The RNLI has again declined to rethink the decision to close St Abbs lifeboat station, citing concerns over staffing levels and development costs.
RNLI chairman Charles Hunter-Pease addressed some community concerns in a letter to local MSP Paul Wheelhouse and new MP Calum Kerr.
In his letter, Mr Hunter-Pease wrote: “The unanimous decision by the charity’s Trustees to close the lifeboat station was a difficult one and not taken lightly.”
The letter went on to acknowledge for the first time in correspondence that the cost to the RNLI of maintaining a station was a “consideration”. It was also revealed that the charity had concerns over crew levels in the future.
Mr Hunter-Pease wrote: “While cost is not the driving factor in such decisions, the RNLI has a responsibility to its supporters to use their donations appropriately, so it has to be a consideration.”
He went on to estimate the cost of replacing the current B class Atlantic 75 with a larger Atlantic 85 in 2016, and associated alterations to the lifeboat station, would cost more than £1.5 million.
“In Coast Reviews we also consider many other factors including the future sustainability of stations. In this case we considered that Eyemouth, with a greater population, would be able to support a larger crew over the long term; Eyemouth already has a pool of 20 crew - enough to comfortably support two lifeboats.”
This idea was refuted by volunteer crew members at Friday’s community meeting, where they pointed out that St Abbs has never had difficulty in raising a crew.
Indeed, Angus Skene said that the crew had reluctantly not been accepting applications to join the crew from a few local young people, “due to all this hanging over us”.
Those assembled in the Ebba Centre heard station master Alistair Crowe reveal that in a private meeting with an RNLI representative, he was told the charity “would not budge” from its decision.
“I went along to hear what they had to say and was told it was all over and the decision to close was final and no amount of campaigning or names on a petition would pursued them otherwise.”
Mr Crowe added that the representative - a sea captain with 20 years RNLI experience - had been shocked to find that the date set for closing the St Abbs station was in the summer, the busiest time of the year.
“He just couldn’t believe that,” the meeting heard. “If you’re going to close us down, why not wait until the Christmas period when it’s quiet?”
Local MSP Paul Wheelhouse tweeted after the meeting: “Strong & resolute reaction at St Abbs public meeting tonight re response from @RNLI re shocking decision to axe @stabbslifeboat #FightGoesOn”
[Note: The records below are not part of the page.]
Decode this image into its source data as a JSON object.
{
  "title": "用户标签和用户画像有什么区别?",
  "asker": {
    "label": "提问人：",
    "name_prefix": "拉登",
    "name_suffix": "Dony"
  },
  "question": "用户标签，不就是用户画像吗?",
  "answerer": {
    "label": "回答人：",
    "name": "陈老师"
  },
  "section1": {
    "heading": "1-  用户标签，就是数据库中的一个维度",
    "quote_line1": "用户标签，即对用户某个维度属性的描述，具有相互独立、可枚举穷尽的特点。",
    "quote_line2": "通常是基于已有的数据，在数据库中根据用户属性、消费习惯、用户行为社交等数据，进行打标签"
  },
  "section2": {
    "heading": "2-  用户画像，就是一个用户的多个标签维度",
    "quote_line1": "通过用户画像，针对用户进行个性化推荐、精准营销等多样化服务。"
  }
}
The meeting saw the launch of a campaign, Save St Abbs Lifeboat, and there are plans for a dedicated website, as well as banners and flags in an around the village.
Over 3,600 people have already signed the online petition to keep the lifeboat at www.change.org/p/rnli-keep-st-abbs-lifeboat-station-open, with many more hard copies also filled in.